The depiction of the sexual relationship appears in countless works between 1929 and 1933. The body is represented in an allusive way, through an organic detail or in a shape both animal and vegetable. The artist represented the tension of a sexuality seen as a struggle between the two sexes. Giacometti abandoned naturalist sculpture for a symbolic representation suggesting penetration, rape and at times murder, the culmination of Sadian pleasure in which sexual impulses are freed so that pleasure and death can coincide.
In 1931, Giacometti gathered under the nameMute and Mobile Objectsa series of equivocal works that are close to the double meaning and black humour images made by the surrealists. With their unstable and threatening character, those works bring out physical and psychological violence. These sculptures take the form of objects on the verge of abstraction, while suggesting a connection to the body. Those objects that can be handled bring to mind instruments of sadistic pleasure, which generate a ‘violent emotion impossible to define, undoubtedly connected to subconscious sexual urges’. (Maurice Nadeau)
These surrealist objects often provoke a feeling of frustration, announcing an imminent danger that in the end won’t materialise, as if to record the gap between fantasy and reality.
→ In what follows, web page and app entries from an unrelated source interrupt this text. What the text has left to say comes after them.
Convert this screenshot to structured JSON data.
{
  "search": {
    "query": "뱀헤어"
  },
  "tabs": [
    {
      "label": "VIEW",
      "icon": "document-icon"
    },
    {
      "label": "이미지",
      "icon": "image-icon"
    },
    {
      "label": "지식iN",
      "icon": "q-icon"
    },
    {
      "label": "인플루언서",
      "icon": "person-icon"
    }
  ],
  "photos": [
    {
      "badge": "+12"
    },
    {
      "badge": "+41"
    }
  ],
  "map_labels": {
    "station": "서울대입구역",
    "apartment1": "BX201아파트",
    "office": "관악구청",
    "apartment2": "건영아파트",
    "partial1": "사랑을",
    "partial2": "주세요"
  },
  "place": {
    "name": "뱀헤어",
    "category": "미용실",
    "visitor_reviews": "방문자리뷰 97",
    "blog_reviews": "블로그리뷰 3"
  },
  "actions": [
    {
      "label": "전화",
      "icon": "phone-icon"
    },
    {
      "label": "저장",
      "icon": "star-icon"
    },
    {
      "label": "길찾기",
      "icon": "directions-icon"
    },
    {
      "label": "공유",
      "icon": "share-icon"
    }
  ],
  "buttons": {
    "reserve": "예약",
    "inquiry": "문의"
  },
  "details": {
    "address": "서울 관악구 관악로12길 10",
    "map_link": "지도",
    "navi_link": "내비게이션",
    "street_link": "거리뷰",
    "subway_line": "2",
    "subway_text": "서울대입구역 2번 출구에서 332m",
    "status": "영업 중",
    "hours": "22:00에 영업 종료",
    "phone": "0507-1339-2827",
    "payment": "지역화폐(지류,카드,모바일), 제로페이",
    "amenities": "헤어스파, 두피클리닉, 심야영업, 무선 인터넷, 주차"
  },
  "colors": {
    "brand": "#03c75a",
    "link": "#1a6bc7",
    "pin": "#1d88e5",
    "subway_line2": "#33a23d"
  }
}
The metaphor of the eye appears in several of his works, suggesting the possibility of an incision or a penetration. These are close to the erotic and sadistic use of the eye by Buñuel, Dalí and Bataille. Giacometti seems to allude to the scopic drive Freud described as the pleasure to possess the other through the gaze. The artist created a poetic space staging a real theatre of cruelty.
Cruels objets du désir : la rencontre entre Sade et Giacometti
Sade et la politique, conférence de Stéphanie Genand
Dans le cadre de l'exposition "Giacometti / Sade, Cruels objets du désir", Stéphanie Genand pose la question de la politique dans l'univers sadien lors d'une conférence le 30 janvier 2020 au Giacometti LAB.
Performance by François Chaignaud et Cecilia Bengolea
Contemporary dance invites itself to the Giacometti Institute with an exceptional performance by François Chaignaud and Cecilia Bengolea on Saturday, November 30 at 6:30 PM and 7:30 PM.
Screening of the film Karima
As part of the exhibition "Giacometti / Sade, Cruel objects of desire", the Giacometti Institute and the Chaplin Denfert art cinema offer a programme of films including Karima - a documentary film by Clarisse Hahn, on Friday 29 November at 8.30 pm. The screening will be followed by a discussion with Clarisse Hahn and Karima, moderated by Christian Alandete.
Screening of the film O Fantasma
Second film meeting of the Giacometti Institute and the Chaplin Denfert art cinema with the screening of O Fantasma, a film by João Pedro Rodrigues, on Tuesday, December 3 at 8:30 pm. The session will be followed by a discussion with João Pedro Rodrigues and João Rui Guerra da Mata, moderated by Alice Martel.